Your goal: Return each entry word for word, without its pictures.

Data shown:
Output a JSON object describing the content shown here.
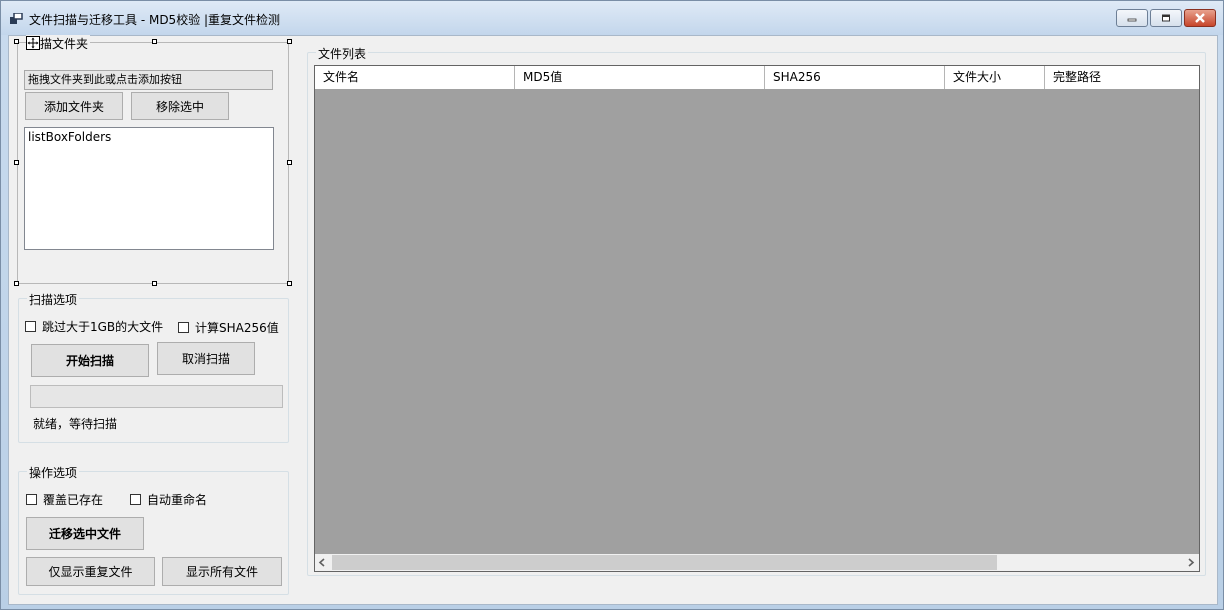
{
  "window": {
    "title": "文件扫描与迁移工具 - MD5校验 |重复文件检测",
    "controls": {
      "minimize_icon": "minimize-icon",
      "maximize_icon": "maximize-icon",
      "close_icon": "close-icon"
    }
  },
  "scan_folder": {
    "group_title": "扫描文件夹",
    "drop_hint": "拖拽文件夹到此或点击添加按钮",
    "add_button": "添加文件夹",
    "remove_button": "移除选中",
    "listbox_text": "listBoxFolders"
  },
  "scan_options": {
    "group_title": "扫描选项",
    "skip_large_label": "跳过大于1GB的大文件",
    "skip_large_checked": false,
    "sha256_label": "计算SHA256值",
    "sha256_checked": false,
    "start_button": "开始扫描",
    "cancel_button": "取消扫描",
    "progress": 0,
    "status_text": "就绪，等待扫描"
  },
  "operation_options": {
    "group_title": "操作选项",
    "overwrite_label": "覆盖已存在",
    "overwrite_checked": false,
    "auto_rename_label": "自动重命名",
    "auto_rename_checked": false,
    "migrate_button": "迁移选中文件",
    "show_duplicates_button": "仅显示重复文件",
    "show_all_button": "显示所有文件"
  },
  "file_list": {
    "group_title": "文件列表",
    "columns": [
      "文件名",
      "MD5值",
      "SHA256",
      "文件大小",
      "完整路径"
    ],
    "rows": []
  },
  "colors": {
    "grid_background": "#a0a0a0",
    "form_background": "#f0f0f0",
    "title_bar": "#c3d6ec"
  }
}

Result below:
Output a JSON object describing the content shown here.
{
  "window": {
    "title": "文件扫描与迁移工具 - MD5校验 |重复文件检测",
    "controls": {
      "minimize_icon": "minimize-icon",
      "maximize_icon": "maximize-icon",
      "close_icon": "close-icon"
    }
  },
  "scan_folder": {
    "group_title": "扫描文件夹",
    "drop_hint": "拖拽文件夹到此或点击添加按钮",
    "add_button": "添加文件夹",
    "remove_button": "移除选中",
    "listbox_text": "listBoxFolders"
  },
  "scan_options": {
    "group_title": "扫描选项",
    "skip_large_label": "跳过大于1GB的大文件",
    "skip_large_checked": false,
    "sha256_label": "计算SHA256值",
    "sha256_checked": false,
    "start_button": "开始扫描",
    "cancel_button": "取消扫描",
    "progress": 0,
    "status_text": "就绪，等待扫描"
  },
  "operation_options": {
    "group_title": "操作选项",
    "overwrite_label": "覆盖已存在",
    "overwrite_checked": false,
    "auto_rename_label": "自动重命名",
    "auto_rename_checked": false,
    "migrate_button": "迁移选中文件",
    "show_duplicates_button": "仅显示重复文件",
    "show_all_button": "显示所有文件"
  },
  "file_list": {
    "group_title": "文件列表",
    "columns": [
      "文件名",
      "MD5值",
      "SHA256",
      "文件大小",
      "完整路径"
    ],
    "rows": []
  },
  "colors": {
    "grid_background": "#a0a0a0",
    "form_background": "#f0f0f0",
    "title_bar": "#c3d6ec"
  }
}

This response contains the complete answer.